## Problem to work on:
Write out each line of the entries below that holds the word "clienti".

____ Given data

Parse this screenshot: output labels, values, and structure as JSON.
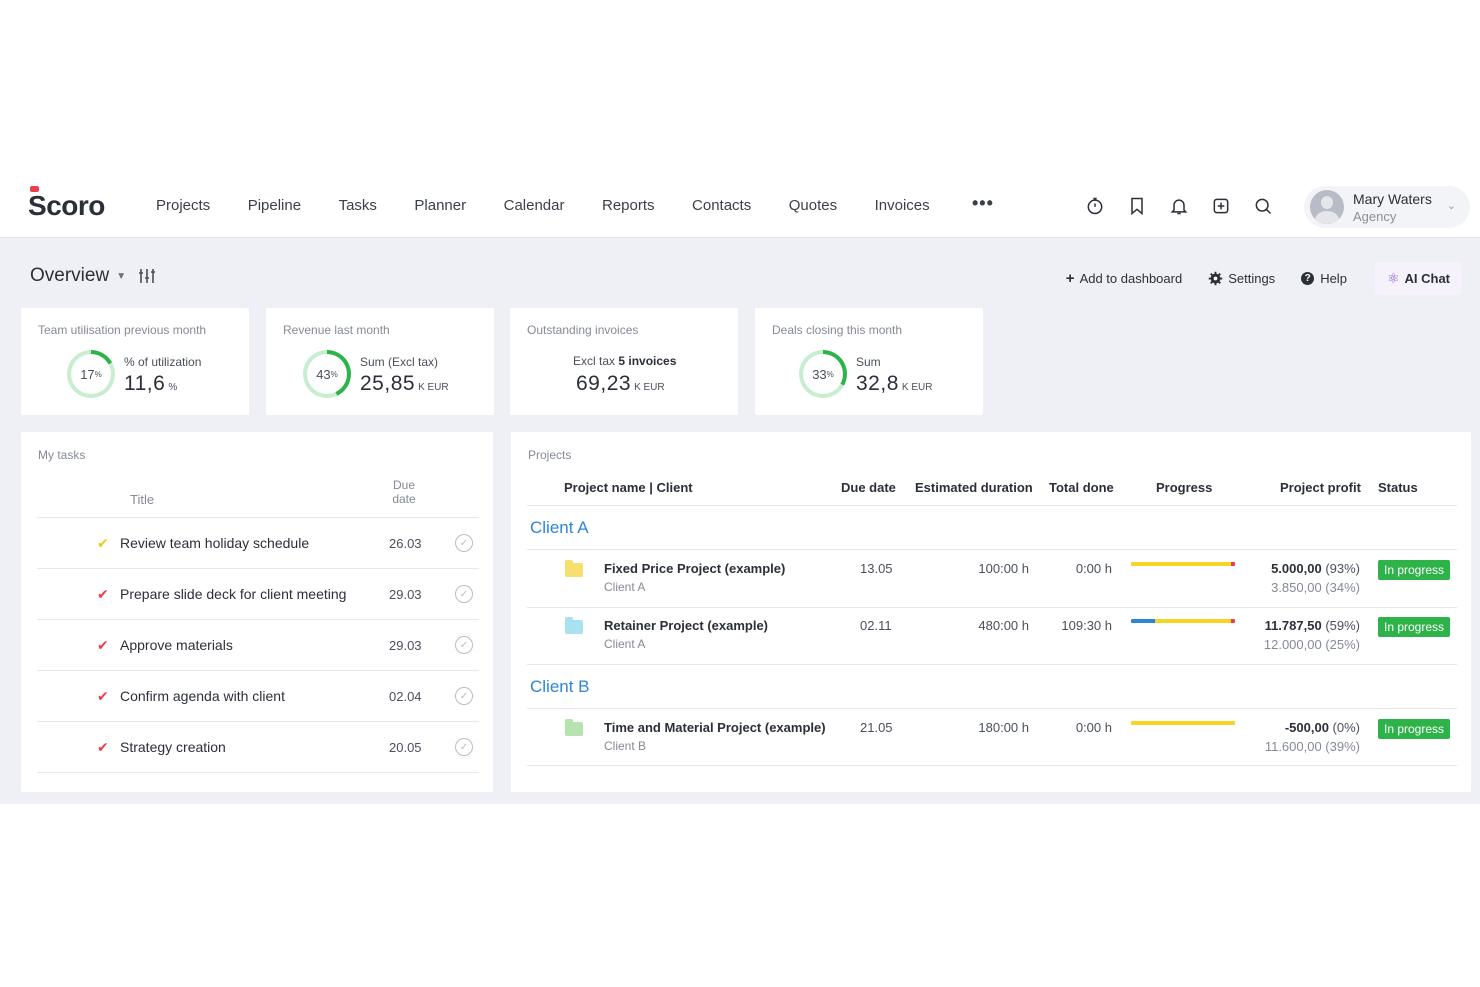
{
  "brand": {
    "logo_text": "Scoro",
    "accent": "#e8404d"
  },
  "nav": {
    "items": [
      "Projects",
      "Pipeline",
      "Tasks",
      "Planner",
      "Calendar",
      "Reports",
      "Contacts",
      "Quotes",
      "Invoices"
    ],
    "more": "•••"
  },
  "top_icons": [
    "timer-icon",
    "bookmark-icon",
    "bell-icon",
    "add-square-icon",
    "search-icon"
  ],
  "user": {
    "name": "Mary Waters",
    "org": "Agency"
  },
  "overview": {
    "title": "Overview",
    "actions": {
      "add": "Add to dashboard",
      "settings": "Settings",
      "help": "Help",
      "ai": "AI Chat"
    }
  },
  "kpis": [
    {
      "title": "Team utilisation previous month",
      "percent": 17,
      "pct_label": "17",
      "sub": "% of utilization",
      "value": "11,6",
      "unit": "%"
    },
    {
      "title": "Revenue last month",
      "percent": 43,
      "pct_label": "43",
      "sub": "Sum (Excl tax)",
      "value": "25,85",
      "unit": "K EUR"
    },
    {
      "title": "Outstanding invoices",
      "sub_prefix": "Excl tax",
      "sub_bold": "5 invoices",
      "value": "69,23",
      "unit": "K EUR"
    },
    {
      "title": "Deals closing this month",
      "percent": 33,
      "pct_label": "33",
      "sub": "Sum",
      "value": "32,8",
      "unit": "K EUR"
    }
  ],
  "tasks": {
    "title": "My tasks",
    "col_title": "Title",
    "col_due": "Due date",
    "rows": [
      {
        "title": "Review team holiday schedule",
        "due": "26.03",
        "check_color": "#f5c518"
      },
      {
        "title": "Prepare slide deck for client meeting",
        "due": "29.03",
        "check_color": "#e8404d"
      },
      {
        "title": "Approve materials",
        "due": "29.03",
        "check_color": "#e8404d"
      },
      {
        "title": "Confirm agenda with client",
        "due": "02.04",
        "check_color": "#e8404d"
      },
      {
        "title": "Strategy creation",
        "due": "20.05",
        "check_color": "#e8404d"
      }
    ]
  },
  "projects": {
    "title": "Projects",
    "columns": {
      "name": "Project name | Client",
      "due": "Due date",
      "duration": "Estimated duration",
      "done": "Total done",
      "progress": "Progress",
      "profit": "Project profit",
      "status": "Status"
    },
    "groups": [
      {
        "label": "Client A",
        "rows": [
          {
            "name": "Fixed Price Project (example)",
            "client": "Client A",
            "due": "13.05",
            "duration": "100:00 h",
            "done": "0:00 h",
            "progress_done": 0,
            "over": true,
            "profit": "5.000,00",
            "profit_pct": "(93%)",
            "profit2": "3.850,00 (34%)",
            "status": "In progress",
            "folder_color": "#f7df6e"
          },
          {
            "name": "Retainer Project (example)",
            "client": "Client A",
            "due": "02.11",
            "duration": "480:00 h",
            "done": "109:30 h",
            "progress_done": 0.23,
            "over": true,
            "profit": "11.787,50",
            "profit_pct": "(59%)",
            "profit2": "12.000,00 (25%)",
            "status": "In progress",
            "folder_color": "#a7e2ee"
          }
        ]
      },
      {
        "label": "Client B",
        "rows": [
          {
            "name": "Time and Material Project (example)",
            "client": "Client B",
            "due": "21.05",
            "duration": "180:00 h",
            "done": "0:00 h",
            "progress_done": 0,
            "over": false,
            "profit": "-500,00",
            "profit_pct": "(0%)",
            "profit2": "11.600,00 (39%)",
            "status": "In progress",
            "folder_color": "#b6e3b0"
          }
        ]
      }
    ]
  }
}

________
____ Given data

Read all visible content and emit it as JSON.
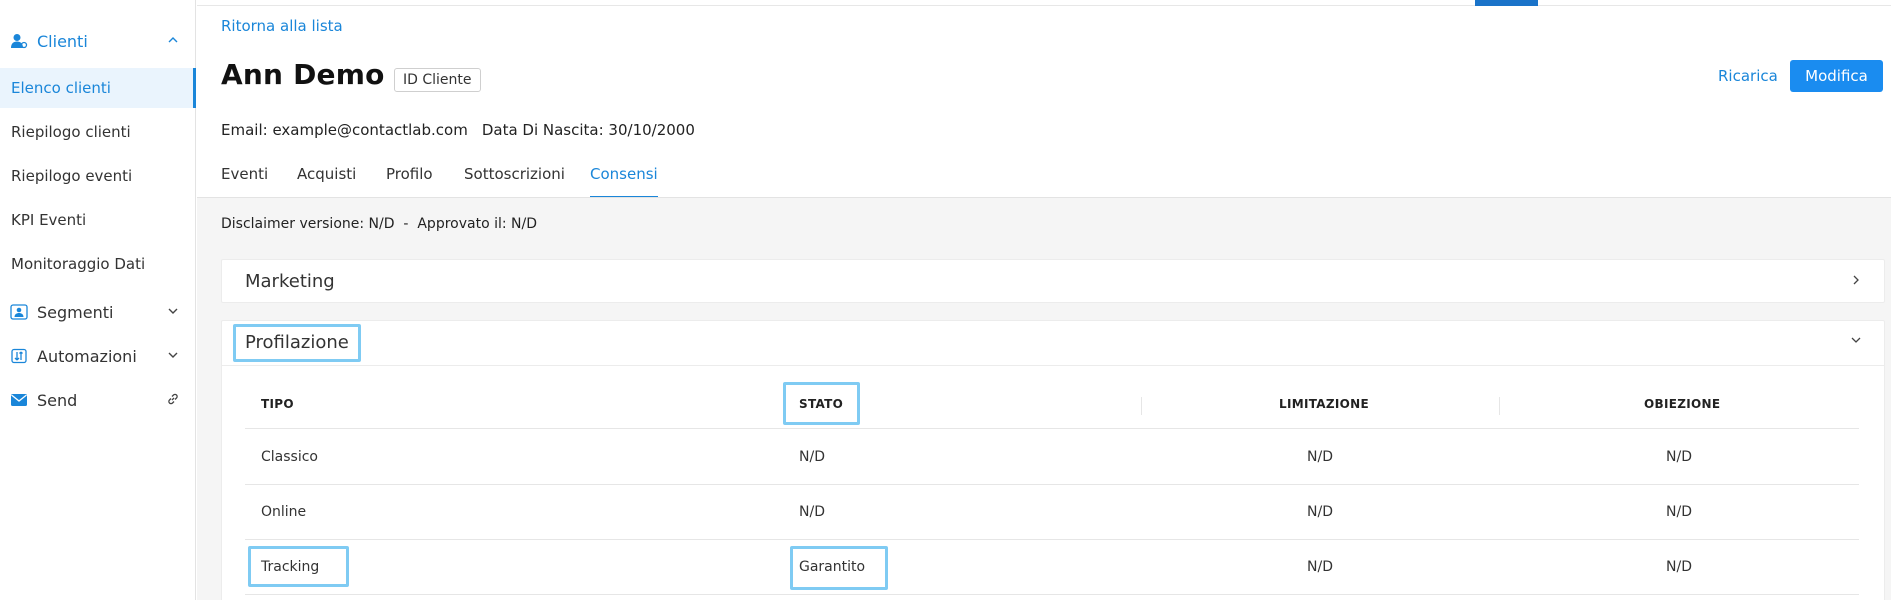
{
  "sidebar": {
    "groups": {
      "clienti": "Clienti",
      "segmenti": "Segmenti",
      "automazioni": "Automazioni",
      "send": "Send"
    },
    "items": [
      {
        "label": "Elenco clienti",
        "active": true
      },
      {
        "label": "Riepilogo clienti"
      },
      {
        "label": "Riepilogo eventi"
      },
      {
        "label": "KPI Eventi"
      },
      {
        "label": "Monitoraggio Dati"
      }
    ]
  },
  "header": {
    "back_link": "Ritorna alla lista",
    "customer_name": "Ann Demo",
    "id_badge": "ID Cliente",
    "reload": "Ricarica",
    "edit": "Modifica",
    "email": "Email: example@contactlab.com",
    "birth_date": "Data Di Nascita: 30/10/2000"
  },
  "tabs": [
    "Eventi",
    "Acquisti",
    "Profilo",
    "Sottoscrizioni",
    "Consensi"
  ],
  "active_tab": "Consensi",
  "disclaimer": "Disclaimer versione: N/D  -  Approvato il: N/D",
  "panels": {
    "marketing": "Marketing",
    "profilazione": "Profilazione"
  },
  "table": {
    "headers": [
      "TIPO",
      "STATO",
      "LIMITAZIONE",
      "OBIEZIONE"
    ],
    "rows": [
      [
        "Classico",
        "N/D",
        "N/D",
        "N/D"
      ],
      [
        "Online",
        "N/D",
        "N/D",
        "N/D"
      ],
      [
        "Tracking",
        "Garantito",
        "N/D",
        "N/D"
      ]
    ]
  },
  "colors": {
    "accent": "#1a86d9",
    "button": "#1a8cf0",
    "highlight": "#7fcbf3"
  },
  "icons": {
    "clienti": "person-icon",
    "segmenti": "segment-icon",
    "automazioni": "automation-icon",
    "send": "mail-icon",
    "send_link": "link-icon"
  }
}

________

## Answer section:
      "clienti": "Clienti",
        "label": "Elenco clienti",
        "label": "Riepilogo clienti"
    "clienti": "person-icon",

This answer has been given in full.